Specific personality characteristics may be important to successful aging, according to researchers who studied a group of adult children of centenarians. Other studies have shown that these personality traits promote good health and minimize damaging characteristics.
The children of people who lived to 100 years or more are generally a model of healthy aging, with lower mortality and lower prevalence of chronic diseases than other members of their birth cohort. In this study, researchers led by Dr. Thomas T. Perls of the Boston University Medical Center found that such offspring are more extraverted and less neurotic than other members of their birth cohort.
Using the NEO Five-Factor Inventory, a 60-item, self-report questionnaire, the researchers measured five personality characteristics—neuroticism, extraversion, openness, agreeableness, and conscientiousness—in 246 offspring of centenarians with a mean age of 75 years. Both men and women scored in the low range for neuroticism and in the high range for extraversion.
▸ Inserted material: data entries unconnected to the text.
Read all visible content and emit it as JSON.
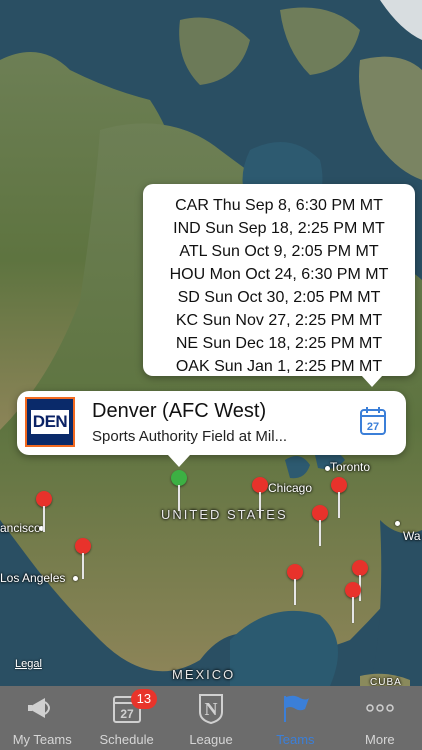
{
  "map": {
    "labels": {
      "country_us": "UNITED STATES",
      "country_mx": "MEXICO",
      "city_toronto": "Toronto",
      "city_chicago": "Chicago",
      "city_sf": "ancisco",
      "city_la": "Los Angeles",
      "city_wa": "Wa",
      "city_cuba": "CUBA"
    },
    "legal": "Legal",
    "pin_colors": {
      "selected": "#3cb043",
      "other": "#e8322b"
    }
  },
  "schedule": {
    "games": [
      "CAR Thu Sep 8, 6:30 PM MT",
      "IND Sun Sep 18, 2:25 PM MT",
      "ATL Sun Oct 9, 2:05 PM MT",
      "HOU Mon Oct 24, 6:30 PM MT",
      "SD Sun Oct 30, 2:05 PM MT",
      "KC Sun Nov 27, 2:25 PM MT",
      "NE Sun Dec 18, 2:25 PM MT",
      "OAK Sun Jan 1, 2:25 PM MT"
    ]
  },
  "callout": {
    "logo_text": "DEN",
    "team_name": "Denver (AFC West)",
    "venue": "Sports Authority Field at Mil...",
    "calendar_day": "27"
  },
  "tabs": [
    {
      "label": "My Teams",
      "icon": "megaphone-icon"
    },
    {
      "label": "Schedule",
      "icon": "calendar-icon",
      "icon_text": "27",
      "badge": "13"
    },
    {
      "label": "League",
      "icon": "league-logo-icon",
      "icon_text": "N"
    },
    {
      "label": "Teams",
      "icon": "flag-icon",
      "active": true
    },
    {
      "label": "More",
      "icon": "more-dots-icon"
    }
  ],
  "colors": {
    "accent": "#3b7fd8",
    "badge": "#e8342b",
    "tabbar": "#6c6c6c"
  }
}
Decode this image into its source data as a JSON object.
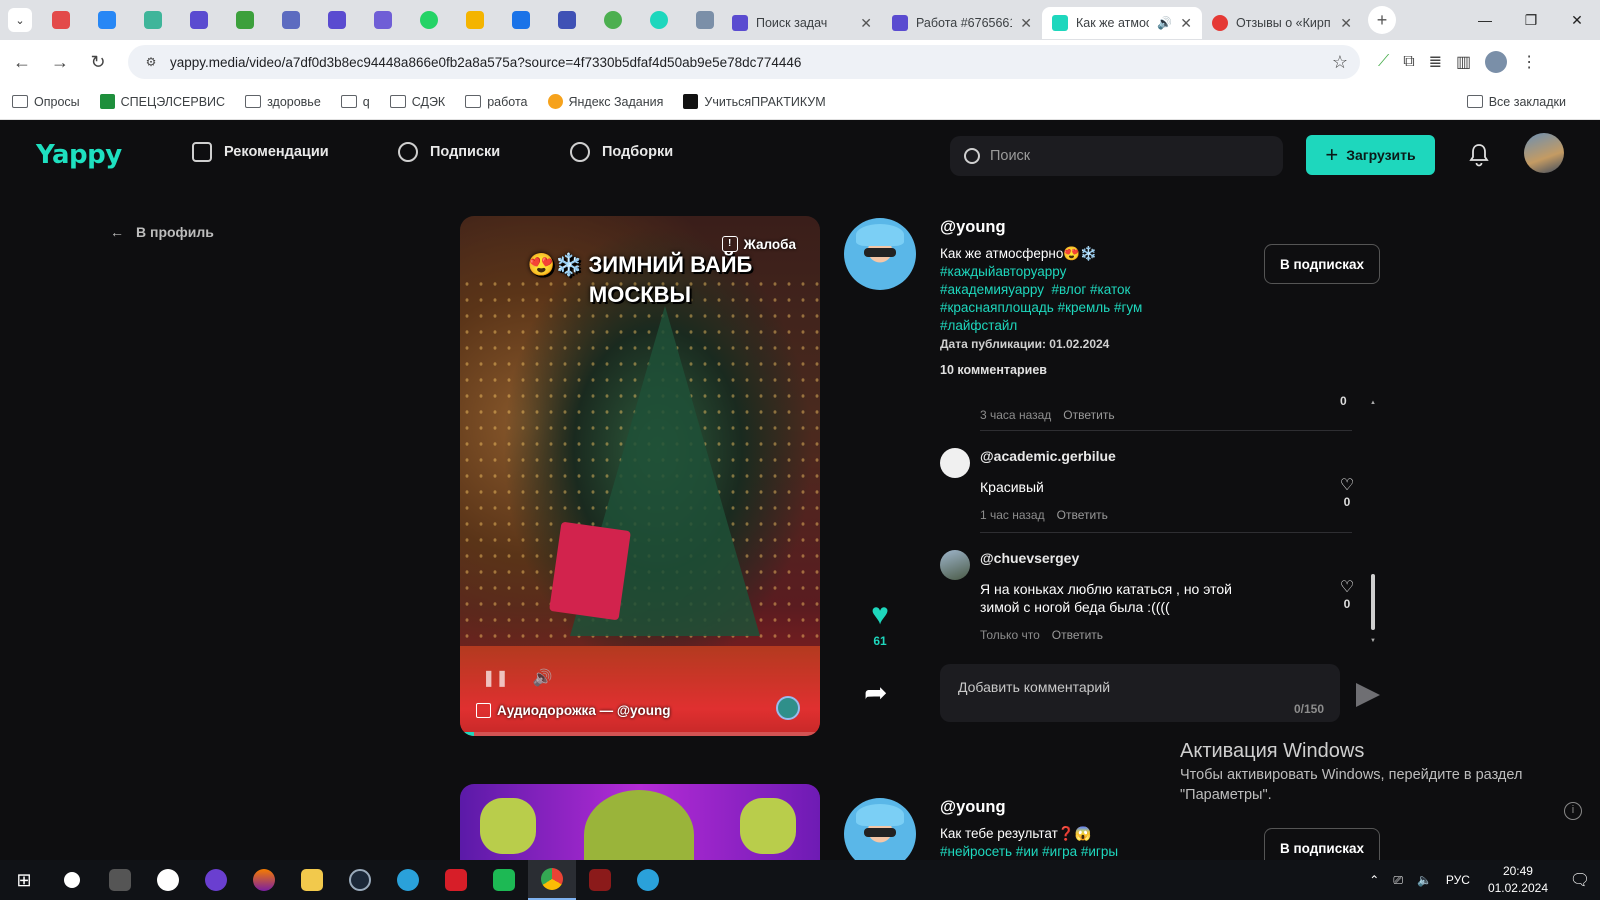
{
  "browser": {
    "tabs": [
      {
        "title": "Поиск задач",
        "active": false
      },
      {
        "title": "Работа #6765661",
        "active": false
      },
      {
        "title": "Как же атмосферно",
        "active": true
      },
      {
        "title": "Отзывы о «Кирп",
        "active": false
      }
    ],
    "url": "yappy.media/video/a7df0d3b8ec94448a866e0fb2a8a575a?source=4f7330b5dfaf4d50ab9e5e78dc774446",
    "bookmarks": [
      "Опросы",
      "СПЕЦЭЛСЕРВИС",
      "здоровье",
      "q",
      "СДЭК",
      "работа",
      "Яндекс Задания",
      "УчитьсяПРАКТИКУМ"
    ],
    "all_bookmarks": "Все закладки"
  },
  "header": {
    "logo": "Yappy",
    "nav": [
      "Рекомендации",
      "Подписки",
      "Подборки"
    ],
    "search_placeholder": "Поиск",
    "upload_label": "Загрузить"
  },
  "back_label": "В профиль",
  "video": {
    "overlay_title_line1": "😍❄️ ЗИМНИЙ ВАЙБ",
    "overlay_title_line2": "МОСКВЫ",
    "complaint_label": "Жалоба",
    "audio_label": "Аудиодорожка — @young",
    "progress": 0.04
  },
  "likes": "61",
  "post": {
    "username": "@young",
    "description": "Как же атмосферно😍❄️",
    "hashtags": [
      "#каждыйавторуарру",
      "#академияуарру",
      "#влог",
      "#каток",
      "#краснаяплощадь",
      "#кремль",
      "#гум",
      "#лайфстайл"
    ],
    "hashtag_lines": [
      "#каждыйавторуарру",
      "#академияуарру  #влог #каток",
      "#краснаяплощадь #кремль #гум",
      "#лайфстайл"
    ],
    "publish_date": "Дата публикации: 01.02.2024",
    "comments_count": "10 комментариев",
    "subscribe_label": "В подписках"
  },
  "comments": {
    "partial": {
      "time": "3 часа назад",
      "reply": "Ответить",
      "likes": "0"
    },
    "items": [
      {
        "author": "@academic.gerbilue",
        "text": "Красивый",
        "time": "1 час назад",
        "reply": "Ответить",
        "likes": "0"
      },
      {
        "author": "@chuevsergey",
        "text": "Я на коньках люблю кататься , но этой зимой с ногой беда была :((((",
        "time": "Только что",
        "reply": "Ответить",
        "likes": "0"
      }
    ],
    "input_placeholder": "Добавить комментарий",
    "limit": "0/150"
  },
  "next_post": {
    "username": "@young",
    "description": "Как тебе результат❓😱",
    "hashtags": "#нейросеть #ии #игра #игры",
    "subscribe_label": "В подписках"
  },
  "windows_activation": {
    "title": "Активация Windows",
    "text": "Чтобы активировать Windows, перейдите в раздел \"Параметры\"."
  },
  "taskbar": {
    "lang": "РУС",
    "time": "20:49",
    "date": "01.02.2024"
  },
  "colors": {
    "accent": "#1ed7bd",
    "background": "#0e0e10"
  }
}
The researchers note that the low neuroticism and higher extraversion levels may confer health benefits. For example, people who are lower in neuroticism may be able to manage stressful situations more effectively than those with higher neuroticism levels. Similarly, high extraversion levels have been associated with greater subjective well-being, vitality, and longevity.